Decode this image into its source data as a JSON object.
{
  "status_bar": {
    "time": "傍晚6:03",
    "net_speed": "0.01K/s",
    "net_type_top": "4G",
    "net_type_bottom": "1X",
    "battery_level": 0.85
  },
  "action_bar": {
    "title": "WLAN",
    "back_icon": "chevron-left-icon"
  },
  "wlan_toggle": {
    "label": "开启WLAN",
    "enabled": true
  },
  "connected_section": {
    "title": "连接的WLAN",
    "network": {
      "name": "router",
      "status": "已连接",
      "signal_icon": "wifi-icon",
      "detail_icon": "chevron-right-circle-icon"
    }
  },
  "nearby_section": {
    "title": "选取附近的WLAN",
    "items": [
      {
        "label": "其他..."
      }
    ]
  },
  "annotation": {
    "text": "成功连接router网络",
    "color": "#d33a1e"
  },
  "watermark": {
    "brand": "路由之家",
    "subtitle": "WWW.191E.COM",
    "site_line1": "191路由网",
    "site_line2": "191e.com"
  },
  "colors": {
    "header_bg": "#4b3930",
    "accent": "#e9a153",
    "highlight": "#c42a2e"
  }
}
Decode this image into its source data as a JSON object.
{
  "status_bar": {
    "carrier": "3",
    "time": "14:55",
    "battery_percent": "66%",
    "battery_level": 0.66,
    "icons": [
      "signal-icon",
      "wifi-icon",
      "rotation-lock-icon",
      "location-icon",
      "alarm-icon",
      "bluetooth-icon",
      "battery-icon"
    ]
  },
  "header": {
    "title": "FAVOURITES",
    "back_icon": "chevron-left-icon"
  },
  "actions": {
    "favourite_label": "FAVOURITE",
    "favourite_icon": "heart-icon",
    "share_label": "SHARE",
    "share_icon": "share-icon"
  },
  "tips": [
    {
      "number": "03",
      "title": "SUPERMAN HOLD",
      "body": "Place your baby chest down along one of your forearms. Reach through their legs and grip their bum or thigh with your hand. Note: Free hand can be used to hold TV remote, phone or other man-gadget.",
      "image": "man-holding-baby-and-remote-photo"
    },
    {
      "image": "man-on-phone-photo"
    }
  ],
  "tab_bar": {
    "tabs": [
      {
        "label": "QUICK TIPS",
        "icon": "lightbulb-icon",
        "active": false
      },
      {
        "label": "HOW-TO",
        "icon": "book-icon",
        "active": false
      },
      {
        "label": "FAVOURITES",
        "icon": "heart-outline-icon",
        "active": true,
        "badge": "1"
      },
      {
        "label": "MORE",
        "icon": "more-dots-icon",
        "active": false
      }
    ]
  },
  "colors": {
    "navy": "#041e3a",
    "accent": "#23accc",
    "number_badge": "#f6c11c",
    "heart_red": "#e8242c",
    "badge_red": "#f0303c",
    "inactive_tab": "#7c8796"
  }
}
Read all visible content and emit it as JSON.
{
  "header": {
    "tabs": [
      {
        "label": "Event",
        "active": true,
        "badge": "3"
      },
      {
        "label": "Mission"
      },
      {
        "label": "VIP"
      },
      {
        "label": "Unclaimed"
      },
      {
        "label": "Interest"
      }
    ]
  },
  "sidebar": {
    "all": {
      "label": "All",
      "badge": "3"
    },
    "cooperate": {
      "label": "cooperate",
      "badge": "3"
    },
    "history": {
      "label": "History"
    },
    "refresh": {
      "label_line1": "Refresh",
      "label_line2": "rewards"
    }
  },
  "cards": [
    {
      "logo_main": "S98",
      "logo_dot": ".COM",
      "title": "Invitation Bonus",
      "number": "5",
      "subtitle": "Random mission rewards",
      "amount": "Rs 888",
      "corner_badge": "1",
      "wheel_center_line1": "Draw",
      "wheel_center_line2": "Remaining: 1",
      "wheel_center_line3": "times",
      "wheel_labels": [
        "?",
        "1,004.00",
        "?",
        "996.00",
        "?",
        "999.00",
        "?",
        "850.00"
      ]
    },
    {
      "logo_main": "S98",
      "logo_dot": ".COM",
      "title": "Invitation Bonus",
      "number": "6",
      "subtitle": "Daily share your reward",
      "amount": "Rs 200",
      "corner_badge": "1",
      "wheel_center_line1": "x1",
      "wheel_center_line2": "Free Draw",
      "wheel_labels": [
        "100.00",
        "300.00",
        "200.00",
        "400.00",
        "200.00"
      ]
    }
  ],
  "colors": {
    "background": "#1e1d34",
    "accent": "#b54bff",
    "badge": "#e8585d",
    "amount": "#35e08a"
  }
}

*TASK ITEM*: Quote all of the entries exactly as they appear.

*WRITTEN ANSWER*:
Decode this image into its source data as a JSON object.
{
  "status_bar": {
    "time": "傍晚6:03",
    "net_speed": "0.01K/s",
    "net_type_top": "4G",
    "net_type_bottom": "1X",
    "battery_level": 0.85
  },
  "action_bar": {
    "title": "WLAN",
    "back_icon": "chevron-left-icon"
  },
  "wlan_toggle": {
    "label": "开启WLAN",
    "enabled": true
  },
  "connected_section": {
    "title": "连接的WLAN",
    "network": {
      "name": "router",
      "status": "已连接",
      "signal_icon": "wifi-icon",
      "detail_icon": "chevron-right-circle-icon"
    }
  },
  "nearby_section": {
    "title": "选取附近的WLAN",
    "items": [
      {
        "label": "其他..."
      }
    ]
  },
  "annotation": {
    "text": "成功连接router网络",
    "color": "#d33a1e"
  },
  "watermark": {
    "brand": "路由之家",
    "subtitle": "WWW.191E.COM",
    "site_line1": "191路由网",
    "site_line2": "191e.com"
  },
  "colors": {
    "header_bg": "#4b3930",
    "accent": "#e9a153",
    "highlight": "#c42a2e"
  }
}
Decode this image into its source data as a JSON object.
{
  "status_bar": {
    "carrier": "3",
    "time": "14:55",
    "battery_percent": "66%",
    "battery_level": 0.66,
    "icons": [
      "signal-icon",
      "wifi-icon",
      "rotation-lock-icon",
      "location-icon",
      "alarm-icon",
      "bluetooth-icon",
      "battery-icon"
    ]
  },
  "header": {
    "title": "FAVOURITES",
    "back_icon": "chevron-left-icon"
  },
  "actions": {
    "favourite_label": "FAVOURITE",
    "favourite_icon": "heart-icon",
    "share_label": "SHARE",
    "share_icon": "share-icon"
  },
  "tips": [
    {
      "number": "03",
      "title": "SUPERMAN HOLD",
      "body": "Place your baby chest down along one of your forearms. Reach through their legs and grip their bum or thigh with your hand. Note: Free hand can be used to hold TV remote, phone or other man-gadget.",
      "image": "man-holding-baby-and-remote-photo"
    },
    {
      "image": "man-on-phone-photo"
    }
  ],
  "tab_bar": {
    "tabs": [
      {
        "label": "QUICK TIPS",
        "icon": "lightbulb-icon",
        "active": false
      },
      {
        "label": "HOW-TO",
        "icon": "book-icon",
        "active": false
      },
      {
        "label": "FAVOURITES",
        "icon": "heart-outline-icon",
        "active": true,
        "badge": "1"
      },
      {
        "label": "MORE",
        "icon": "more-dots-icon",
        "active": false
      }
    ]
  },
  "colors": {
    "navy": "#041e3a",
    "accent": "#23accc",
    "number_badge": "#f6c11c",
    "heart_red": "#e8242c",
    "badge_red": "#f0303c",
    "inactive_tab": "#7c8796"
  }
}
Read all visible content and emit it as JSON.
{
  "header": {
    "tabs": [
      {
        "label": "Event",
        "active": true,
        "badge": "3"
      },
      {
        "label": "Mission"
      },
      {
        "label": "VIP"
      },
      {
        "label": "Unclaimed"
      },
      {
        "label": "Interest"
      }
    ]
  },
  "sidebar": {
    "all": {
      "label": "All",
      "badge": "3"
    },
    "cooperate": {
      "label": "cooperate",
      "badge": "3"
    },
    "history": {
      "label": "History"
    },
    "refresh": {
      "label_line1": "Refresh",
      "label_line2": "rewards"
    }
  },
  "cards": [
    {
      "logo_main": "S98",
      "logo_dot": ".COM",
      "title": "Invitation Bonus",
      "number": "5",
      "subtitle": "Random mission rewards",
      "amount": "Rs 888",
      "corner_badge": "1",
      "wheel_center_line1": "Draw",
      "wheel_center_line2": "Remaining: 1",
      "wheel_center_line3": "times",
      "wheel_labels": [
        "?",
        "1,004.00",
        "?",
        "996.00",
        "?",
        "999.00",
        "?",
        "850.00"
      ]
    },
    {
      "logo_main": "S98",
      "logo_dot": ".COM",
      "title": "Invitation Bonus",
      "number": "6",
      "subtitle": "Daily share your reward",
      "amount": "Rs 200",
      "corner_badge": "1",
      "wheel_center_line1": "x1",
      "wheel_center_line2": "Free Draw",
      "wheel_labels": [
        "100.00",
        "300.00",
        "200.00",
        "400.00",
        "200.00"
      ]
    }
  ],
  "colors": {
    "background": "#1e1d34",
    "accent": "#b54bff",
    "badge": "#e8585d",
    "amount": "#35e08a"
  }
}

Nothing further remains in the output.